And fatal violence is not the only sort of violence that transgender people face either. One in two transgender people report being raped at some point in their life, and some reports have even estimated that 66 percent of transgender individuals will face sexual assault at some point in their lives. This suggests that the majority of transgender individuals are rape survivors – and rape, as you may recall, is an important matter of discussion for feminism.

According to one survey, 50 percent of transgender people have been hit by a primary partner after coming out to them.

I recall seeing a post on Facebook that I will not go into lengthy detail quoting, but within this post, the comment was made that “a man’s biggest fear IS that his date turns out to be transgender” and that “I would beat the shit out of my date if that happened”. I wish that I could say that this was an idle threat, but considering the amount of violence that is reported toward the transgender community, I’m afraid it isn’t. And it doesn’t help matters that, especially in the very recent past, transgender women are frequently represented by the media as “tricking” their heterosexual, cisgendered male dates. In the Family Guy episode “Quagmire’s Dad”, Brian is shown as unknowingly sleeping with a transgender woman, and upon finding out about her gender identity, he is horrified to the point of screaming and proceeds to vomit profusely – because that’s the sort of reaction every woman wants to get from her date. And, yes, I know that Family Guy is based around shock humour, but this humour does not come out of nowhere. It plays on something within our society, and in this scenario, it seems to be the straight, cisgendered male’s fear of getting involved with a “disgusting” transgender woman – a fear that is seen again in the dramatic movie The Crying Game, where the trans woman’s gender identity is played as a horrifying plot twist which, again, causes our straight, cisgendered male protagonist to vomit (though, to be fair, The Crying Game is much more sympathetic to Dill than Family Guy ever was to Ida).
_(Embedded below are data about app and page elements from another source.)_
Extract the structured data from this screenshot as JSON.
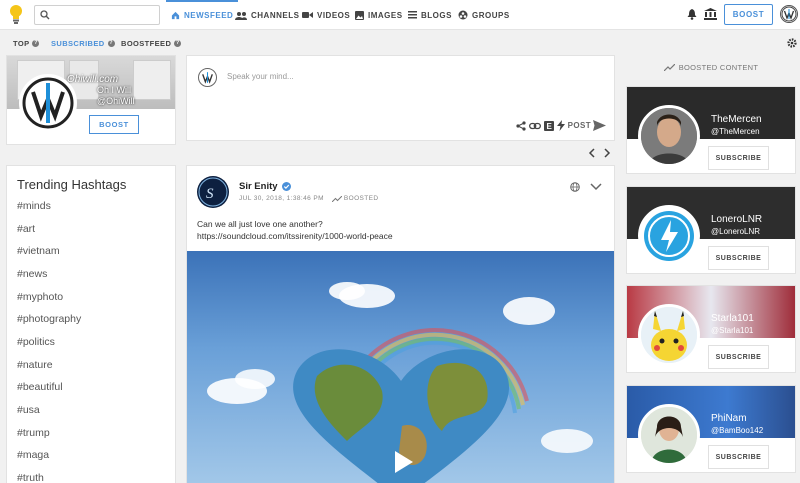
{
  "search": {
    "placeholder": ""
  },
  "nav": {
    "newsfeed": "NEWSFEED",
    "channels": "CHANNELS",
    "videos": "VIDEOS",
    "images": "IMAGES",
    "blogs": "BLOGS",
    "groups": "GROUPS",
    "boost": "BOOST"
  },
  "filters": {
    "top": "TOP",
    "subscribed": "SUBSCRIBED",
    "boostfeed": "BOOSTFEED"
  },
  "profile": {
    "banner_site": "Ohiwill.com",
    "banner_line1": "Oh I Will",
    "banner_line2": "@OhiWill",
    "boost": "BOOST"
  },
  "composer": {
    "placeholder": "Speak your mind...",
    "post": "POST"
  },
  "trending": {
    "title": "Trending Hashtags",
    "tags": [
      "#minds",
      "#art",
      "#vietnam",
      "#news",
      "#myphoto",
      "#photography",
      "#politics",
      "#nature",
      "#beautiful",
      "#usa",
      "#trump",
      "#maga",
      "#truth"
    ]
  },
  "post": {
    "author": "Sir Enity",
    "date": "JUL 30, 2018, 1:38:46 PM",
    "boosted": "BOOSTED",
    "text": "Can we all just love one another?",
    "link": "https://soundcloud.com/itssirenity/1000-world-peace"
  },
  "boosted": {
    "header": "BOOSTED CONTENT",
    "channels": [
      {
        "name": "TheMercen",
        "handle": "@TheMercen",
        "subscribe": "SUBSCRIBE"
      },
      {
        "name": "LoneroLNR",
        "handle": "@LoneroLNR",
        "subscribe": "SUBSCRIBE"
      },
      {
        "name": "Starla101",
        "handle": "@Starla101",
        "subscribe": "SUBSCRIBE"
      },
      {
        "name": "PhiNam",
        "handle": "@BamBoo142",
        "subscribe": "SUBSCRIBE"
      }
    ]
  },
  "colors": {
    "accent": "#4a90d9",
    "background": "#f1f1f1"
  }
}
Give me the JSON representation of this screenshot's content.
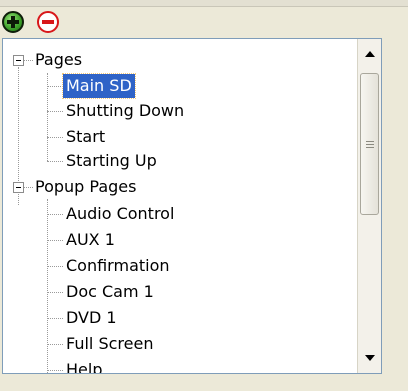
{
  "toolbar": {
    "add_icon": "plus-circle-icon",
    "remove_icon": "minus-circle-icon"
  },
  "tree": {
    "groups": [
      {
        "label": "Pages",
        "expanded": true,
        "children": [
          "Main SD",
          "Shutting Down",
          "Start",
          "Starting Up"
        ]
      },
      {
        "label": "Popup Pages",
        "expanded": true,
        "children": [
          "Audio Control",
          "AUX 1",
          "Confirmation",
          "Doc Cam 1",
          "DVD 1",
          "Full Screen",
          "Help"
        ]
      }
    ],
    "selected": "Main SD"
  },
  "colors": {
    "selection": "#2f63c7",
    "add": "#3fa32c",
    "remove": "#d8171a"
  }
}
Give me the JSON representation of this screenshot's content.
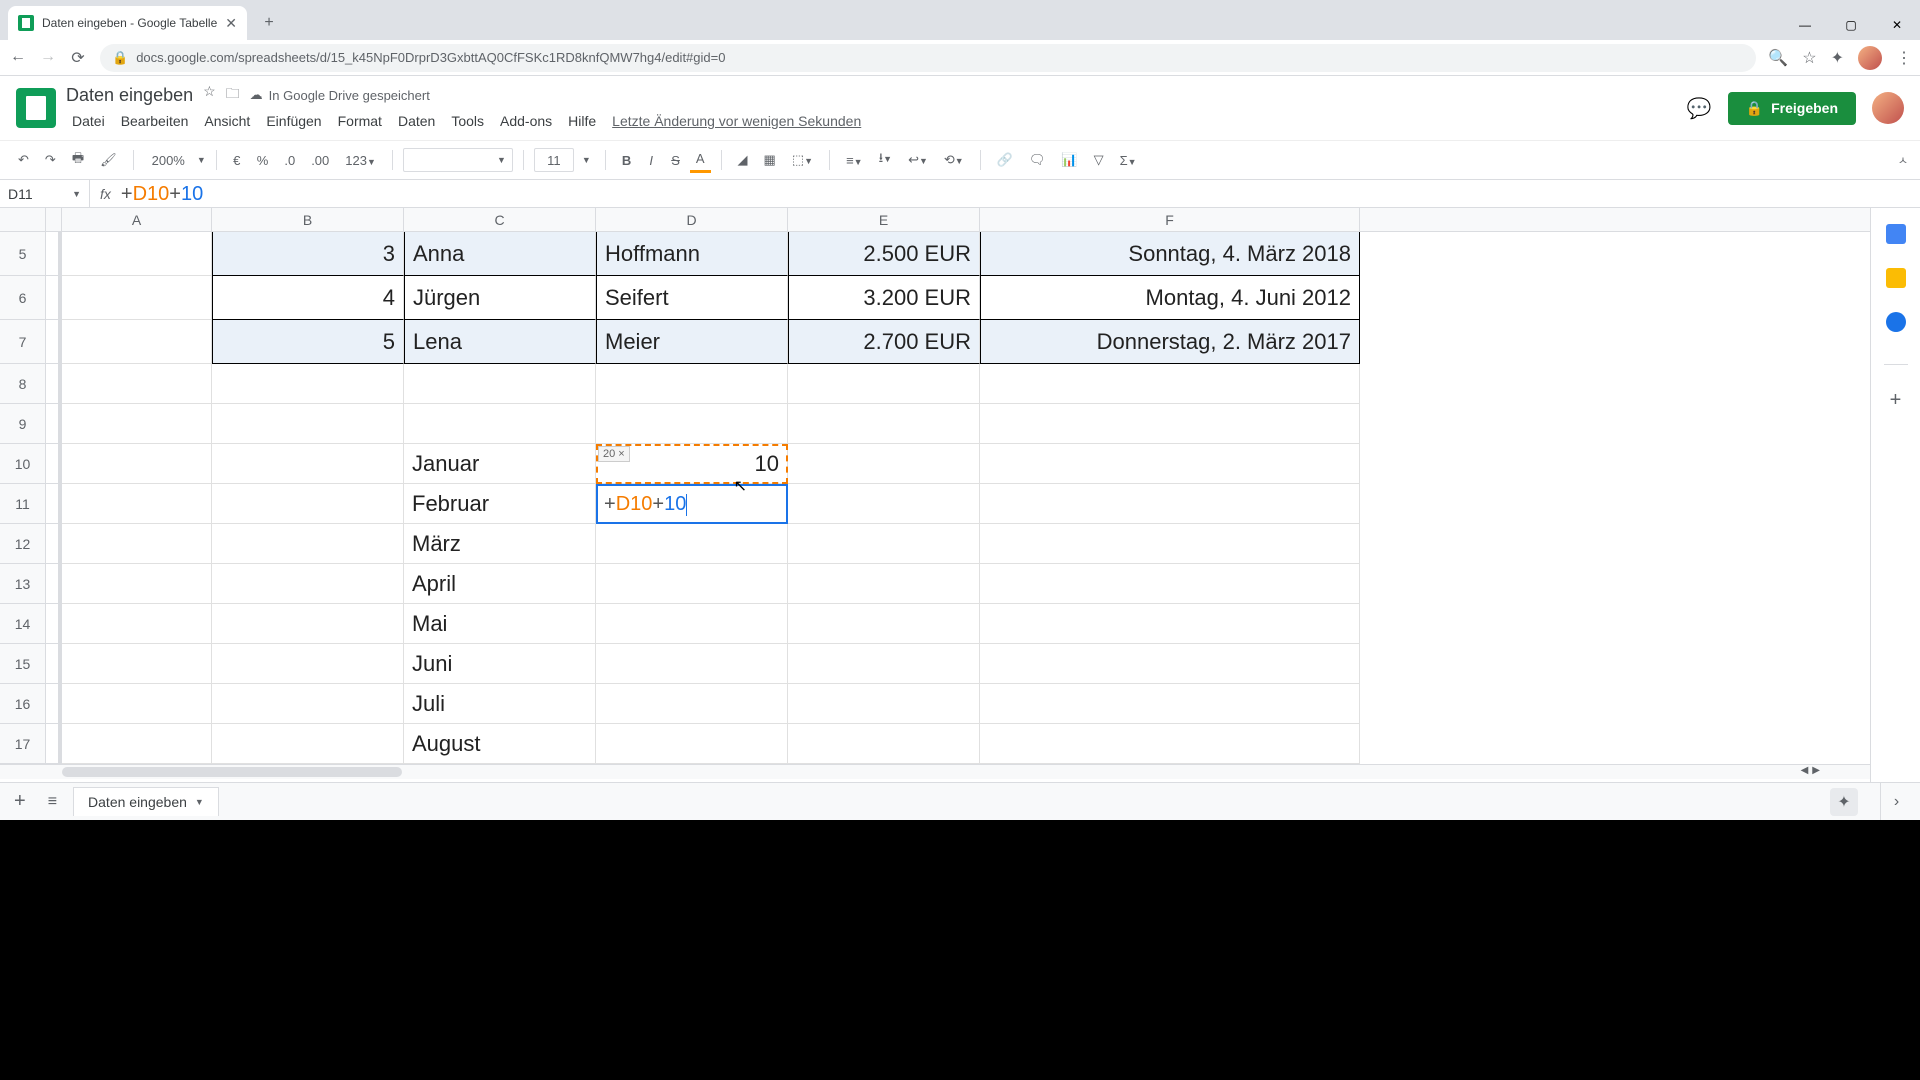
{
  "browser": {
    "tab_title": "Daten eingeben - Google Tabelle",
    "url": "docs.google.com/spreadsheets/d/15_k45NpF0DrprD3GxbttAQ0CfFSKc1RD8knfQMW7hg4/edit#gid=0"
  },
  "header": {
    "doc_title": "Daten eingeben",
    "cloud_status": "In Google Drive gespeichert",
    "menu": [
      "Datei",
      "Bearbeiten",
      "Ansicht",
      "Einfügen",
      "Format",
      "Daten",
      "Tools",
      "Add-ons",
      "Hilfe"
    ],
    "last_edit": "Letzte Änderung vor wenigen Sekunden",
    "share": "Freigeben"
  },
  "toolbar": {
    "zoom": "200%",
    "fmt_currency": "€",
    "fmt_percent": "%",
    "fmt_dec_dec": ".0",
    "fmt_dec_inc": ".00",
    "fmt_123": "123",
    "font": "",
    "font_size": "11"
  },
  "formula_bar": {
    "cell_ref": "D11",
    "formula_plus1": "+",
    "formula_ref": "D10",
    "formula_plus2": "+",
    "formula_num": "10"
  },
  "columns": [
    "A",
    "B",
    "C",
    "D",
    "E",
    "F"
  ],
  "rows": {
    "r5": {
      "n": "5",
      "B": "3",
      "C": "Anna",
      "D": "Hoffmann",
      "E": "2.500 EUR",
      "F": "Sonntag, 4. März 2018"
    },
    "r6": {
      "n": "6",
      "B": "4",
      "C": "Jürgen",
      "D": "Seifert",
      "E": "3.200 EUR",
      "F": "Montag, 4. Juni 2012"
    },
    "r7": {
      "n": "7",
      "B": "5",
      "C": "Lena",
      "D": "Meier",
      "E": "2.700 EUR",
      "F": "Donnerstag, 2. März 2017"
    },
    "r8": {
      "n": "8"
    },
    "r9": {
      "n": "9"
    },
    "r10": {
      "n": "10",
      "C": "Januar",
      "D": "10",
      "D_hint": "20 ×"
    },
    "r11": {
      "n": "11",
      "C": "Februar",
      "D_formula_p1": "+",
      "D_formula_ref": "D10",
      "D_formula_p2": "+",
      "D_formula_num": "10"
    },
    "r12": {
      "n": "12",
      "C": "März"
    },
    "r13": {
      "n": "13",
      "C": "April"
    },
    "r14": {
      "n": "14",
      "C": "Mai"
    },
    "r15": {
      "n": "15",
      "C": "Juni"
    },
    "r16": {
      "n": "16",
      "C": "Juli"
    },
    "r17": {
      "n": "17",
      "C": "August"
    }
  },
  "sheet_tab": "Daten eingeben"
}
Rates of suicide within the transgender community are also staggering to look at as well. In the U.S., 41 percent of transgender or gender non-conforming people have reported making a suicide attempt, compared to 4.6 percent of the overall population. These reports are most prevalent among transgender people aged 18-44. There are many possible reasons for this, and while reasons may differ between individuals, some of the most common include bullying, feelings of being unable to express who they truly are, and feelings of not being accepted among their family and/or community.

And, like cisgender women, transgender women are also subjected to sometimes unrealistic beauty standards. When Caitlyn Jenner’s Vanity Fair cover came out, the majority of comments focused on how beautiful she looked because she “passed” as a convincing cisgender woman, but not every transgender woman can pass quite so easily. They might not have access to hormones early enough, or they might not have access to surgery, and if that’s the case, then they run the risk of being dismissed as “not feminine enough” to be considered beautiful.

So when feminists talk about body positivity and making sure that every woman feels beautiful, no matter how she looks, we need to make sure we’re including transgender women in this as well.

Many of these issues, in fact, are issues that feminism frequently discusses. Feminism is a massive movement that covers a broad range of topics, and there should be enough room in it for transgender women as well. There should be room enough for all women.

When you exclude trans women from the conversation, then you overlook the issues that they face, and trans women should not have to fight these battles alone. We should be there for them, helping them, trying to create a safer world for them. Because the way that trans women are treated right now is not okay, and we have the means to change that – or at least start to. All we have to do is include them in the conversation.